These patterns form a baseline that can then be used to identify deviations. If the LiveInsight module spots a signiﬁcant deviation, it will proactively alert an administrator or engineer.
LiveAction is also delivering additional predictive analysis to the platform; that is, the ability to alert engineers about conditions that might lead to a problem before the problem occurs.
The machine learning system builds labeled data sets of problem periods. By examining data before those problems occurred, the system may be able to anticipate similar occurrences.
For example, if a voice call had jitter or delay, what happened in the system before that jitter or delay occurred? By examining network and application conditions
before problems happen, predictive analysis will be able to recognize similar conditions and warn an administrator before those conditions lead to a problem.
Same Data, More Value
Machine learning greatly enhances the value of information that many enterprises already collect, such as ﬂow records. By analyzing this data using machine learning techniques, organizations can extract more value from it.
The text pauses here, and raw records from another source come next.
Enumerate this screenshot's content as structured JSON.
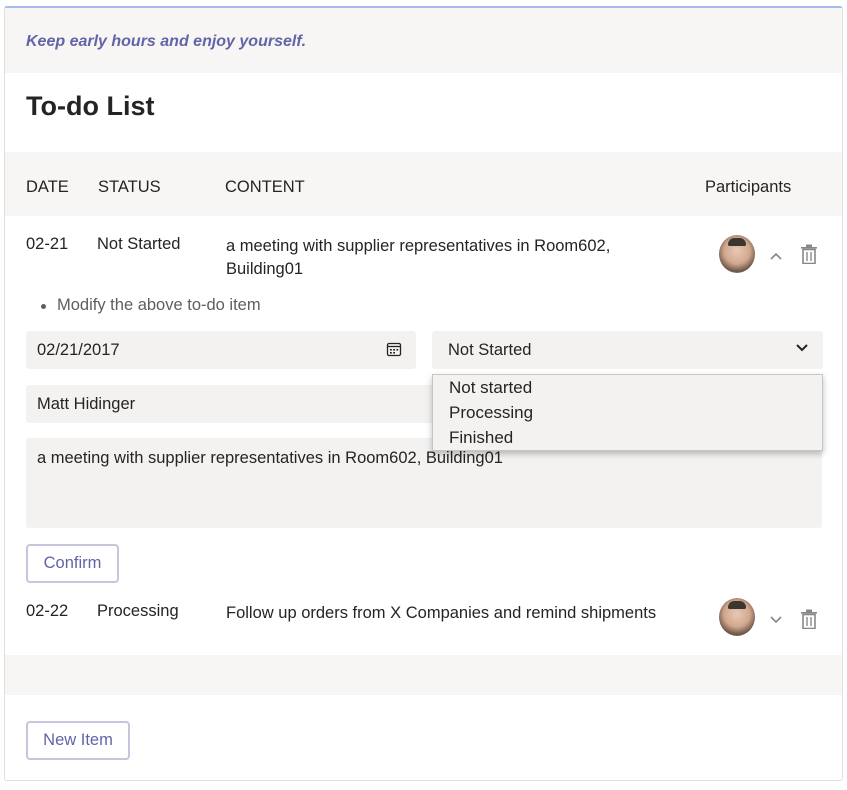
{
  "tip": "Keep early hours and enjoy yourself.",
  "title": "To-do List",
  "table": {
    "headers": [
      "DATE",
      "STATUS",
      "CONTENT",
      "Participants"
    ],
    "rows": [
      {
        "date": "02-21",
        "status": "Not Started",
        "content": "a meeting with supplier representatives in Room602, Building01",
        "expanded": true
      },
      {
        "date": "02-22",
        "status": "Processing",
        "content": "Follow up orders from X Companies and remind shipments",
        "expanded": false
      }
    ]
  },
  "editor": {
    "hint": "Modify the above to-do item",
    "date_value": "02/21/2017",
    "status_value": "Not Started",
    "status_options": [
      "Not started",
      "Processing",
      "Finished"
    ],
    "participant_value": "Matt Hidinger",
    "content_value": "a meeting with supplier representatives in Room602, Building01",
    "confirm_label": "Confirm"
  },
  "new_item_label": "New Item",
  "colors": {
    "accent": "#6264a7",
    "panel_bg": "#f7f6f5",
    "field_bg": "#f3f2f1",
    "border_top": "#a6bcec"
  }
}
One key area that holds enormous promise is the direction towards intent-based networking, where the machine learning continually learns about the state of the underlying network infrastructure to deliver service assurance end to end.
By building behavior-based models from real-world traﬃc, a machine learning system sets a baseline of typical application and network performance, and can automatically alert an engineer when a metric deviates from that baseline. With the growing complexity and the need for more agility, ML is clearly the future to keep the pulse on the entire environment and guide proactive adjustments.
Engineers then help reﬁne the system by providing feedback on which insights are important and what’s less essential. Over time, this feedback tailors the learning to your speciﬁc environment and needs.
The upshot is that engineers and operations teams have a platform that reﬁnes and ﬁlters vast quantities of raw data into expert-trained insights that are relevant and actionable, helping them deliver service assurance across the enterprise while decreasing the time to resolution and improve NetOps operations.
For more information about LiveInsight and machine learning, go to https://www.liveaction.com/solutions/network-data-analytics/.